Adeeb Joudeh lives and works in Jerusalem, and is the owner of a special key. It’s an “ancient cast-iron key,” about 500 years old, and is the key to the Church of the Holy Sepulchre, where many believe to be the place where Jesus Christ was crucified and entombed. And one other thing, the custodian of said key is… Muslim.
Mr. Joudeh’s family has held the key in their protection for generations going back to 1517. “This is the family heritage,” says Mr. Joudeh. “It’s all we own as a family, and this is an honor not only for our family. This is an honor for all Muslims in the world.”
The Church of the Holy Sepulchre is one of Christianity’s holiest sites. Many Christian denominations share this holy space for prayer including Armenian Orthodox, Greek Orthodox, Franciscans, and more — which is why Mr. Joudeh’s ancestors got involved in the first place. Putting a Muslim in charge was a way of maintaining a neutral guardian of the church.
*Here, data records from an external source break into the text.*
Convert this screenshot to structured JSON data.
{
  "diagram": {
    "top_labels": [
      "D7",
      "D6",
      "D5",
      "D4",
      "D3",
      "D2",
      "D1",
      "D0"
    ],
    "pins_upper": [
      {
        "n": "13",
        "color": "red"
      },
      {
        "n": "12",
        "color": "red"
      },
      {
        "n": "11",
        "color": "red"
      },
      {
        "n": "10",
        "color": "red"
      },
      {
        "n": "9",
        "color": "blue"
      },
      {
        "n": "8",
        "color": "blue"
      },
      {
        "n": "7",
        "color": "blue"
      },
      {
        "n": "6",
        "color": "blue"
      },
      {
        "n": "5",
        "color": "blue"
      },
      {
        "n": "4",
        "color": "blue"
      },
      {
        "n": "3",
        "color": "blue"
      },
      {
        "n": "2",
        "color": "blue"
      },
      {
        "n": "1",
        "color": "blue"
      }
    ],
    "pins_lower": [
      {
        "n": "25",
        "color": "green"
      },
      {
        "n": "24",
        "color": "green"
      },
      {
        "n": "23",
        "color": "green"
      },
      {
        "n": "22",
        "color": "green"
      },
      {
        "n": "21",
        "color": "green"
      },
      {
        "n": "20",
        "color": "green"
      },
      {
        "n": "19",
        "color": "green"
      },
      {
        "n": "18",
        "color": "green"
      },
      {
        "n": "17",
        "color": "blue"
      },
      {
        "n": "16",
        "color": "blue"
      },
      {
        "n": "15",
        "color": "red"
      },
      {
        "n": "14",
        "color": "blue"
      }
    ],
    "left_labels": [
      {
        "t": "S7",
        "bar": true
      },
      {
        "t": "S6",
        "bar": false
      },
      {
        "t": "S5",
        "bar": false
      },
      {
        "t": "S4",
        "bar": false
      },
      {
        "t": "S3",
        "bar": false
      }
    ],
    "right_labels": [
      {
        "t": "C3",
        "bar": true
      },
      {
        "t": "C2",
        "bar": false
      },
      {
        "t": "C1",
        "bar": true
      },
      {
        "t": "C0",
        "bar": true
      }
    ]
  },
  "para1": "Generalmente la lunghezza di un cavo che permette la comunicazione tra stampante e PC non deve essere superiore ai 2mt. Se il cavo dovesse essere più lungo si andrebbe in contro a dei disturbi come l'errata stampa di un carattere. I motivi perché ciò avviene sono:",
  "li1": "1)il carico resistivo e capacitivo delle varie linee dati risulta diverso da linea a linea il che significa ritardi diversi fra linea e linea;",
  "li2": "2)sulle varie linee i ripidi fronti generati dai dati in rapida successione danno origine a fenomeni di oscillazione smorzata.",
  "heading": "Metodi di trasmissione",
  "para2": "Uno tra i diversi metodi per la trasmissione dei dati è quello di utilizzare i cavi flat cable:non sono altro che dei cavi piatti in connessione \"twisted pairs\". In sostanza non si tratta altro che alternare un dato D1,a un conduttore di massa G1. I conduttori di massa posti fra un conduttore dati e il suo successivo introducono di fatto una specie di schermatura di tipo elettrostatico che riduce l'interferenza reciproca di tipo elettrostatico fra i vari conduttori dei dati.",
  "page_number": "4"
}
Mr. Joudeh learned the responsibilities of guarding the key from his father, and plans to pass the knowledge down to his son. “What we pass to the next generations is not only the key, but also the way you respect other religions.”